**Extracted data**

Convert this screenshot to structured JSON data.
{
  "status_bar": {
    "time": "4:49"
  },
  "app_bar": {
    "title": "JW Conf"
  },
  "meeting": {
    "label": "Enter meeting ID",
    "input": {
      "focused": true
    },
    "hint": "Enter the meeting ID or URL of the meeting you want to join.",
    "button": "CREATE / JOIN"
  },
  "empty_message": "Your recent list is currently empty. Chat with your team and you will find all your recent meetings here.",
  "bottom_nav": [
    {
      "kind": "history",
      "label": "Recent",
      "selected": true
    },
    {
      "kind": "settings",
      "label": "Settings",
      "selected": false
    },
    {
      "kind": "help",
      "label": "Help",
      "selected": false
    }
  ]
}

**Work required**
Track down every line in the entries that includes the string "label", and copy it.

**Task solution**
    "label": "Enter meeting ID",
      "label": "Recent",
      "label": "Settings",
      "label": "Help",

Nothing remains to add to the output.